Continue reading How could you trust other users when they sell?

How many hours does this cost?

Traditionally, a bank is a financial institution that deals with lending and depositing money and exchanging currency. But that is overrated. A relatively newer concept is that of a time bank, where people exchange time. Some might say time is priceless, but it seems a new type of economy is appearing where time has been assigned a value.

800px-LaborNoteAlthough the digital world made time banks popular, the concept is actually quite old. Its history can be traced back to the 1820s, when an American anarchist created the Cincinnati Time Store. There, time spent during a specific activity could be translated into material goods, usually corn, meat or gold [1]. Nowadays, time banking works a bit differently: time is exchanged directly between people doing different types of activities. Thus, digital platforms where people auction (sell and buy) time have developed all over the world, Romania included. Continue reading How many hours does this cost?

Elementary, my dear Watson.

Have you ever dreamed about being a successful crime solver? Have you ever envied this old M. Holmes- or dreamed about cracking mysteries like in Criminal Minds?
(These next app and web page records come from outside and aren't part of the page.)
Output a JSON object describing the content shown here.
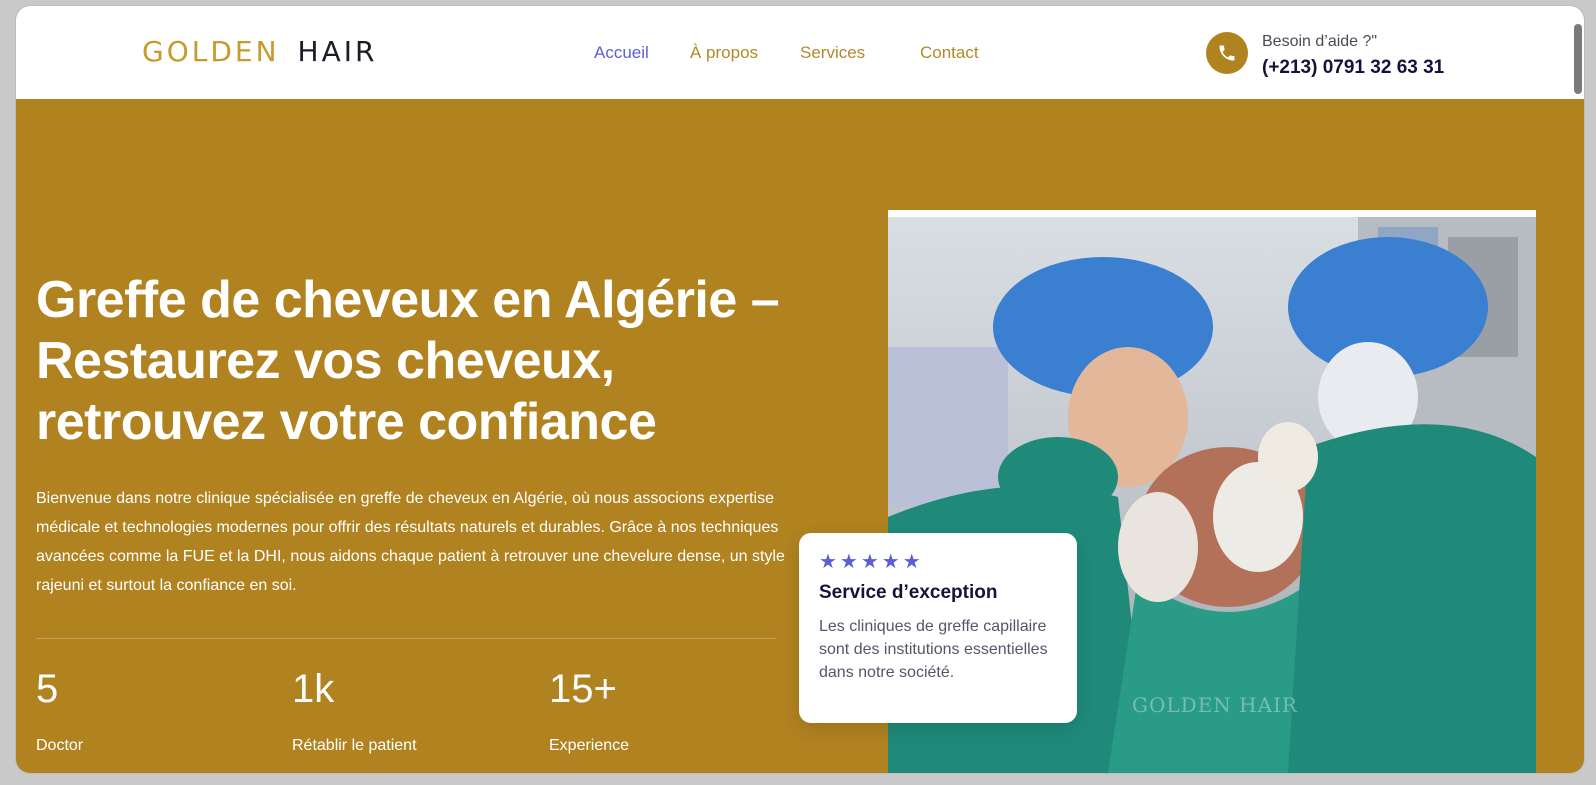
{
  "header": {
    "logo_gold": "GOLDEN",
    "logo_dark": "HAIR",
    "nav": [
      {
        "label": "Accueil"
      },
      {
        "label": "À propos"
      },
      {
        "label": "Services"
      },
      {
        "label": "Contact"
      }
    ],
    "help_label": "Besoin d’aide ?\"",
    "help_phone": "(+213) 0791 32 63 31",
    "phone_icon": "phone-icon"
  },
  "hero": {
    "title": "Greffe de cheveux en Algérie – Restaurez vos cheveux, retrouvez votre confiance",
    "text": "Bienvenue dans notre clinique spécialisée en greffe de cheveux en Algérie, où nous associons expertise médicale et technologies modernes pour offrir des résultats naturels et durables. Grâce à nos techniques avancées comme la FUE et la DHI, nous aidons chaque patient à retrouver une chevelure dense, un style rajeuni et surtout la confiance en soi.",
    "stats": [
      {
        "value": "5",
        "label": "Doctor"
      },
      {
        "value": "1k",
        "label": "Rétablir le patient"
      },
      {
        "value": "15+",
        "label": "Experience"
      }
    ]
  },
  "photo": {
    "watermark": "GOLDEN HAIR"
  },
  "review_card": {
    "stars": "★★★★★",
    "rating": 5,
    "title": "Service d’exception",
    "text": "Les cliniques de greffe capillaire sont des institutions essentielles dans notre société."
  },
  "colors": {
    "brand_gold": "#b08220",
    "accent_blue": "#5b5fd6",
    "dark_text": "#14143a"
  }
}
Well fiction is not so far from reality as police investigators sometimes feel like they are getting nowhere and could make use of some help. As has been shown lately, the input of thousands of individuals could be as good as the one of experts, the so-called Wisdom of the Crowd. But how is this relevant to police investigations? Well, like the FBI did in 2011, investigators can sometimes seek help by crowdsourcing some of their unsolved cases.
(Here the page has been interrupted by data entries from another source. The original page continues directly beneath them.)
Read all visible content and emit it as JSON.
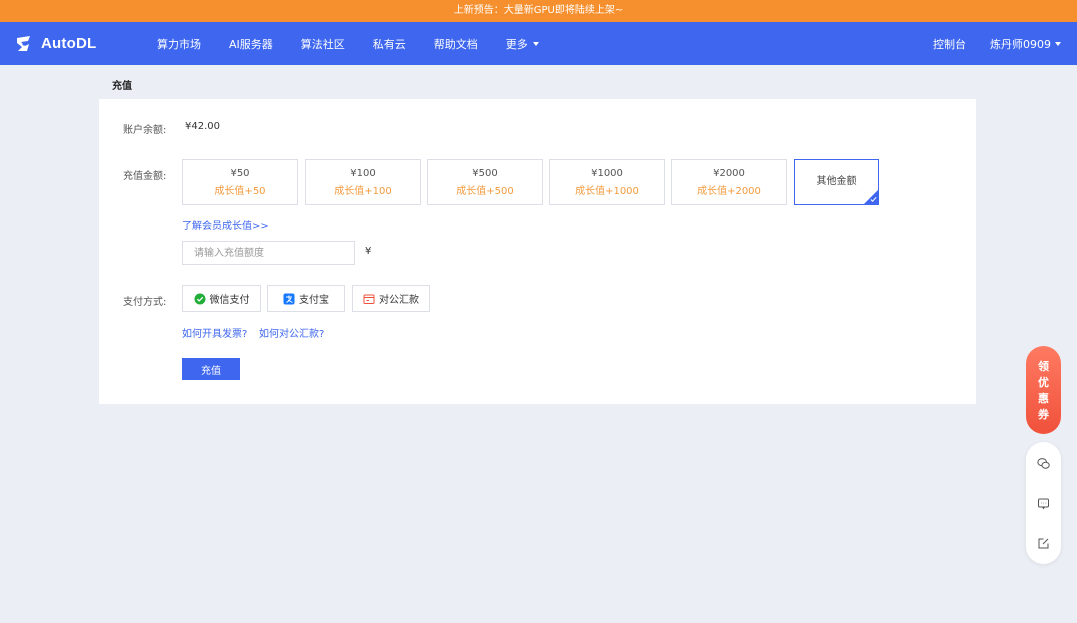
{
  "banner": {
    "text": "上新预告：大量新GPU即将陆续上架~"
  },
  "nav": {
    "brand": "AutoDL",
    "links": [
      "算力市场",
      "AI服务器",
      "算法社区",
      "私有云",
      "帮助文档",
      "更多"
    ],
    "console": "控制台",
    "user": "炼丹师0909"
  },
  "page": {
    "title": "充值"
  },
  "balance": {
    "label": "账户余额:",
    "value": "¥42.00"
  },
  "recharge": {
    "label": "充值金额:",
    "options": [
      {
        "price": "¥50",
        "growth": "成长值+50"
      },
      {
        "price": "¥100",
        "growth": "成长值+100"
      },
      {
        "price": "¥500",
        "growth": "成长值+500"
      },
      {
        "price": "¥1000",
        "growth": "成长值+1000"
      },
      {
        "price": "¥2000",
        "growth": "成长值+2000"
      }
    ],
    "other": "其他金额",
    "growth_link": "了解会员成长值>>",
    "input_placeholder": "请输入充值额度",
    "currency": "¥"
  },
  "payment": {
    "label": "支付方式:",
    "methods": [
      "微信支付",
      "支付宝",
      "对公汇款"
    ],
    "invoice_link": "如何开具发票?",
    "transfer_link": "如何对公汇款?"
  },
  "submit": {
    "label": "充值"
  },
  "float": {
    "coupon": [
      "领",
      "优",
      "惠",
      "券"
    ]
  },
  "colors": {
    "primary": "#3e66ef",
    "banner": "#f6902e",
    "growth": "#f39a3d",
    "coupon": "#f0513b"
  }
}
On 30th June 1999, the 41-year-old Ricky McCormick was found dead in St Louis, Missouri. While the nature of the death was undoubtedly from criminal activity, two strange coded notes found in his pockets quickly caught the attention of the policemen. Twelve years later, despite the relentless work of the CRRU- the Cryptanalysis and Racketeering Records Unit of the FBI- those notes remain a mystery, forcing the FBI to crowdsource the problem on the internet. The collection of solutions presented by the population will be reviewed by the FBI, following a hierarchical system. No reward despite the self-satisfaction and the glory of helping the FBI is offered.


Two years later, the FBI again resorted to crowdsourcing to identify the authors of the horrifying bombing in the Marathon of Boston. An unprecedented number of calls, pictures and help from the population ensued from this open call, leading to a quick arrest of the two terrorists.  Following the same lines, numerous cities have developed apps allowing their citizen to report crimes from street disturbance to murders. Continue reading Elementary, my dear Watson.

Warning: Fraudfunding

Over the past few years, crowdfunding platforms have become more popular. Just within 5 years, the number of the platforms had risen from 21 websites in 2007 to 143 websites in 2011 (a). Crowdfunding platforms offer the opportunities for people to pursue their dreams or to raise money for good a cause.  On the other end of the spectrum, these platforms also provide opportunities for investment. However, as the popularity goes up, controlling this growing community is challenging since there are no concrete law or regulations, as can be seen in fraud cases occurring across crowdfunding platforms.

Screen Shot 2014-04-30 at 2.13.51 PM

Take for example the Kobe-red project on Kickstarter, which was intended to raise money for beef-based jerky made with 100% organic and beer-fed Japanese cow. This project was supported by 3,252 funders generating over $120,000! Being as successful, it was approached by two filmmakers who would like to include this project in a documentary called Kickstarted. Looking back on hindsight, it was then discovered that many features provided by the project creators on the page were suspicious, raising concerns about the legitimacy of the project. Continue reading Warning: Fraudfunding